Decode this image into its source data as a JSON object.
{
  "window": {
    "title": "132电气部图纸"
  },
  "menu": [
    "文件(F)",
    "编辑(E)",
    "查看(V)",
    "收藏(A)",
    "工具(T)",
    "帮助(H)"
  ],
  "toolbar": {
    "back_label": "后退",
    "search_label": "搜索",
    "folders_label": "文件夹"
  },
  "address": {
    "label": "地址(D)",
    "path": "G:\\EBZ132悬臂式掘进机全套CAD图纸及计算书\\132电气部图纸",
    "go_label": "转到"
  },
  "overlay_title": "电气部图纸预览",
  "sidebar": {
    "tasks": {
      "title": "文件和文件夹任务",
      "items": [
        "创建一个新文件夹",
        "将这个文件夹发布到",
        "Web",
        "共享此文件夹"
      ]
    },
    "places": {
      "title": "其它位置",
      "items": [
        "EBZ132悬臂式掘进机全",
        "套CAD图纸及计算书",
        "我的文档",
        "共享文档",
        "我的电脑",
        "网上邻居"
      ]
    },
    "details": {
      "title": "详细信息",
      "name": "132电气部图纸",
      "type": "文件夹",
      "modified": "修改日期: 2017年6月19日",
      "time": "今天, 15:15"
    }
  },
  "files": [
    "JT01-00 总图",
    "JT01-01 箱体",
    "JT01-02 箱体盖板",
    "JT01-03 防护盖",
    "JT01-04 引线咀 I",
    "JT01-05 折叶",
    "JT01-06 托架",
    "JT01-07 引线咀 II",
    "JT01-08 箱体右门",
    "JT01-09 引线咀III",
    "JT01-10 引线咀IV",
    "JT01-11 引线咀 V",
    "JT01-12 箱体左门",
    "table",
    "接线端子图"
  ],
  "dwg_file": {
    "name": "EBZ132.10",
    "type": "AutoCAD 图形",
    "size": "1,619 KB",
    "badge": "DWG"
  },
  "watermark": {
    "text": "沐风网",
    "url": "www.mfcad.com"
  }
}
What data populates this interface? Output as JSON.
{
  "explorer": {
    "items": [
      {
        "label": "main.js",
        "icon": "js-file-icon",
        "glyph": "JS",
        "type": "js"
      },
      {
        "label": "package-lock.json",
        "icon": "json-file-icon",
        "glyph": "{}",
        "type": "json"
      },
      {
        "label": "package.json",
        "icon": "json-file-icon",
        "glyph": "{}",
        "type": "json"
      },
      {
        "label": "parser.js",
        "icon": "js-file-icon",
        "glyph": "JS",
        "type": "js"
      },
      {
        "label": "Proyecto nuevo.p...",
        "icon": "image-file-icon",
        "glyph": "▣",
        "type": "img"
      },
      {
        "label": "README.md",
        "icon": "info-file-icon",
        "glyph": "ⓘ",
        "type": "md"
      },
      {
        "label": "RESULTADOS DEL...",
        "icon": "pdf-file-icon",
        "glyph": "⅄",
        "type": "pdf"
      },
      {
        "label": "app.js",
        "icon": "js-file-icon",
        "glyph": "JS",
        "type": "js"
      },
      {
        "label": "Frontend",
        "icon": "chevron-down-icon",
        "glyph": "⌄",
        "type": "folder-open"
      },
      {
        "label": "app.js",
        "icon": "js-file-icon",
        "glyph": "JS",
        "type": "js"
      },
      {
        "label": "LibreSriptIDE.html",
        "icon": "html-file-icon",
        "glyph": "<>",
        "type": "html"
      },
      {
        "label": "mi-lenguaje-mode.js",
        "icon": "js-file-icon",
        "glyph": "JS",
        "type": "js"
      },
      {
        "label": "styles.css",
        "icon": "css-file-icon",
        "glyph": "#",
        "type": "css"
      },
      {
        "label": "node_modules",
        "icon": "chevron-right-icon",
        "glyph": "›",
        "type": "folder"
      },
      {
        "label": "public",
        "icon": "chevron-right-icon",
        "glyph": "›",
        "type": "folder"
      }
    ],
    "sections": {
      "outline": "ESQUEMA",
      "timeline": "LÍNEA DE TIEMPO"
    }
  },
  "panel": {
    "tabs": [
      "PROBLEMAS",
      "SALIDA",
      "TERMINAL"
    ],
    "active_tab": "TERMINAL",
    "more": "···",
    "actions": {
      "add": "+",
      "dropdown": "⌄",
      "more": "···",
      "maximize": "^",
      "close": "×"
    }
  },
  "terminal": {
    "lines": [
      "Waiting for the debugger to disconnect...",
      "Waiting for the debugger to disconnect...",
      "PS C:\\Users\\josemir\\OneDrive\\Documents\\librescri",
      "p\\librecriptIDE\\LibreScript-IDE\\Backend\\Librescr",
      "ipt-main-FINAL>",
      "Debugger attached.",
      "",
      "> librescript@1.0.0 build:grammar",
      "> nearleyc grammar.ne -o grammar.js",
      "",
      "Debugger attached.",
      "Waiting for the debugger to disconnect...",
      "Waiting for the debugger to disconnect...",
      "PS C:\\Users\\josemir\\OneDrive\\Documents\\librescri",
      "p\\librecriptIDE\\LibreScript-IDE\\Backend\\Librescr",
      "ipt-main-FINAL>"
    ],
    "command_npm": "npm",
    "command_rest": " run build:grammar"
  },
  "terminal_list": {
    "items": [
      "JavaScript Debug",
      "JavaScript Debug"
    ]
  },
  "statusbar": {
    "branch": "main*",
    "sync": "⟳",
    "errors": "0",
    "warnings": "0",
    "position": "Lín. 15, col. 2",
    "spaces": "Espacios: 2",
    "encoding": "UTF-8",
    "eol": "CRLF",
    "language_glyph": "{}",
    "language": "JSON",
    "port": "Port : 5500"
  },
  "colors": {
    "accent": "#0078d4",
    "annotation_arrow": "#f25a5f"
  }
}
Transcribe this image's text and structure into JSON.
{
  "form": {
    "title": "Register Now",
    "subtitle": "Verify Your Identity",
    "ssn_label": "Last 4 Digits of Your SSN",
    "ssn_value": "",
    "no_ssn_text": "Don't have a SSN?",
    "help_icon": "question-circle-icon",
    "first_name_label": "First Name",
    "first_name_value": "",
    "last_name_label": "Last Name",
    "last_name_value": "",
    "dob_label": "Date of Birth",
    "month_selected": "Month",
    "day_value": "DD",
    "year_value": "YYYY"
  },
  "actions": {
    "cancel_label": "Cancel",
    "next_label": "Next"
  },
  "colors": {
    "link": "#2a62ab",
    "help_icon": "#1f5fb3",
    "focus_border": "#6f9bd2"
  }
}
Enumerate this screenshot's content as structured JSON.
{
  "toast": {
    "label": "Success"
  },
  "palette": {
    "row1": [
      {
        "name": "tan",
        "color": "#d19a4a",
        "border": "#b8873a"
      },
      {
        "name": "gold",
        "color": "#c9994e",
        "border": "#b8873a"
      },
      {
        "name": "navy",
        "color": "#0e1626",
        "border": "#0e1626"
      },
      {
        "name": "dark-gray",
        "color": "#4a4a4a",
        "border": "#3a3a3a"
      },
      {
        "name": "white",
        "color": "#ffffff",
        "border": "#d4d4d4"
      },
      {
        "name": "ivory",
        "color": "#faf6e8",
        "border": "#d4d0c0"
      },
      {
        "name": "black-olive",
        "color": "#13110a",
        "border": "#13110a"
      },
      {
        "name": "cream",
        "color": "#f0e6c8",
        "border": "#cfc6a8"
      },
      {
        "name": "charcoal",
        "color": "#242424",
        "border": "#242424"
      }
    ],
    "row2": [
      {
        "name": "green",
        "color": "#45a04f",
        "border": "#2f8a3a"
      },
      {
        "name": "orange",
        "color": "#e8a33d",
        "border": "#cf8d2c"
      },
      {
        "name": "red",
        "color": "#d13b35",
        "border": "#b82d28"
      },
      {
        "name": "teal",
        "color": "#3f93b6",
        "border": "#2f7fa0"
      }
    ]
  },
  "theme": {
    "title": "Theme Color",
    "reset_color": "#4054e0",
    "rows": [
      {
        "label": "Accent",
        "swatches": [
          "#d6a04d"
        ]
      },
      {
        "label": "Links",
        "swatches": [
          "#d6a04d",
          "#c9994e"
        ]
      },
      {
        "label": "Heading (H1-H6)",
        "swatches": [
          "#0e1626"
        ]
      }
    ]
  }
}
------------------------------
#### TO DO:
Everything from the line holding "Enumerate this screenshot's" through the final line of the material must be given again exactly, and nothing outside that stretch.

#### TASK RESULT:
Enumerate this screenshot's content as structured JSON.
{
  "toast": {
    "label": "Success"
  },
  "palette": {
    "row1": [
      {
        "name": "tan",
        "color": "#d19a4a",
        "border": "#b8873a"
      },
      {
        "name": "gold",
        "color": "#c9994e",
        "border": "#b8873a"
      },
      {
        "name": "navy",
        "color": "#0e1626",
        "border": "#0e1626"
      },
      {
        "name": "dark-gray",
        "color": "#4a4a4a",
        "border": "#3a3a3a"
      },
      {
        "name": "white",
        "color": "#ffffff",
        "border": "#d4d4d4"
      },
      {
        "name": "ivory",
        "color": "#faf6e8",
        "border": "#d4d0c0"
      },
      {
        "name": "black-olive",
        "color": "#13110a",
        "border": "#13110a"
      },
      {
        "name": "cream",
        "color": "#f0e6c8",
        "border": "#cfc6a8"
      },
      {
        "name": "charcoal",
        "color": "#242424",
        "border": "#242424"
      }
    ],
    "row2": [
      {
        "name": "green",
        "color": "#45a04f",
        "border": "#2f8a3a"
      },
      {
        "name": "orange",
        "color": "#e8a33d",
        "border": "#cf8d2c"
      },
      {
        "name": "red",
        "color": "#d13b35",
        "border": "#b82d28"
      },
      {
        "name": "teal",
        "color": "#3f93b6",
        "border": "#2f7fa0"
      }
    ]
  },
  "theme": {
    "title": "Theme Color",
    "reset_color": "#4054e0",
    "rows": [
      {
        "label": "Accent",
        "swatches": [
          "#d6a04d"
        ]
      },
      {
        "label": "Links",
        "swatches": [
          "#d6a04d",
          "#c9994e"
        ]
      },
      {
        "label": "Heading (H1-H6)",
        "swatches": [
          "#0e1626"
        ]
      }
    ]
  }
}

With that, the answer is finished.